#### RECORDS SUPPLIED ####
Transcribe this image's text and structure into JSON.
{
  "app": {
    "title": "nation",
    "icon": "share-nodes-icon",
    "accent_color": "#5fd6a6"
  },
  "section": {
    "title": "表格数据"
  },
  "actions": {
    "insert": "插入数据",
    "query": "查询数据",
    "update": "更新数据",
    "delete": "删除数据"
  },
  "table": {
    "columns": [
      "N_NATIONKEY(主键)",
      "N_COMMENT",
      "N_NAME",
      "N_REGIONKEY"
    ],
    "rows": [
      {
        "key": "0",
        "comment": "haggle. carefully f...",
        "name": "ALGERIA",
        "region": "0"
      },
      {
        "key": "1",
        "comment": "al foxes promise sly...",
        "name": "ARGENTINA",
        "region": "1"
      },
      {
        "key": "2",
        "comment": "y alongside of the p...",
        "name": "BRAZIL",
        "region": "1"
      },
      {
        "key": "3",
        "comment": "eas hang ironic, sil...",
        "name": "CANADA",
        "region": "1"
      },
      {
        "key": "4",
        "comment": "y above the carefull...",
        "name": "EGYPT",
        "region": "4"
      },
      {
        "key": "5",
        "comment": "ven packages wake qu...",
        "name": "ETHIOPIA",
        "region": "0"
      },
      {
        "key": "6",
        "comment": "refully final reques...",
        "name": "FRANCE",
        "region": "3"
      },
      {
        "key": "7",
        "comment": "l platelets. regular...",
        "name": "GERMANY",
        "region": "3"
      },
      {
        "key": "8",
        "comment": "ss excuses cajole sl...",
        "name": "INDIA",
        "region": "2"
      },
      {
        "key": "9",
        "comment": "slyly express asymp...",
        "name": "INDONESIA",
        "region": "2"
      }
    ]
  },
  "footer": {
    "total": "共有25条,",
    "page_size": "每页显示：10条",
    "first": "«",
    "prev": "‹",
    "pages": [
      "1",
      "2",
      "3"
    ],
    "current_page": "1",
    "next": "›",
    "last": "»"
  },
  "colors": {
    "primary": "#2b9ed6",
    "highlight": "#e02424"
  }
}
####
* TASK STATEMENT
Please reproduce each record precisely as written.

* RESPONSE AREA
Transcribe this image's text and structure into JSON.
{
  "app": {
    "title": "nation",
    "icon": "share-nodes-icon",
    "accent_color": "#5fd6a6"
  },
  "section": {
    "title": "表格数据"
  },
  "actions": {
    "insert": "插入数据",
    "query": "查询数据",
    "update": "更新数据",
    "delete": "删除数据"
  },
  "table": {
    "columns": [
      "N_NATIONKEY(主键)",
      "N_COMMENT",
      "N_NAME",
      "N_REGIONKEY"
    ],
    "rows": [
      {
        "key": "0",
        "comment": "haggle. carefully f...",
        "name": "ALGERIA",
        "region": "0"
      },
      {
        "key": "1",
        "comment": "al foxes promise sly...",
        "name": "ARGENTINA",
        "region": "1"
      },
      {
        "key": "2",
        "comment": "y alongside of the p...",
        "name": "BRAZIL",
        "region": "1"
      },
      {
        "key": "3",
        "comment": "eas hang ironic, sil...",
        "name": "CANADA",
        "region": "1"
      },
      {
        "key": "4",
        "comment": "y above the carefull...",
        "name": "EGYPT",
        "region": "4"
      },
      {
        "key": "5",
        "comment": "ven packages wake qu...",
        "name": "ETHIOPIA",
        "region": "0"
      },
      {
        "key": "6",
        "comment": "refully final reques...",
        "name": "FRANCE",
        "region": "3"
      },
      {
        "key": "7",
        "comment": "l platelets. regular...",
        "name": "GERMANY",
        "region": "3"
      },
      {
        "key": "8",
        "comment": "ss excuses cajole sl...",
        "name": "INDIA",
        "region": "2"
      },
      {
        "key": "9",
        "comment": "slyly express asymp...",
        "name": "INDONESIA",
        "region": "2"
      }
    ]
  },
  "footer": {
    "total": "共有25条,",
    "page_size": "每页显示：10条",
    "first": "«",
    "prev": "‹",
    "pages": [
      "1",
      "2",
      "3"
    ],
    "current_page": "1",
    "next": "›",
    "last": "»"
  },
  "colors": {
    "primary": "#2b9ed6",
    "highlight": "#e02424"
  }
}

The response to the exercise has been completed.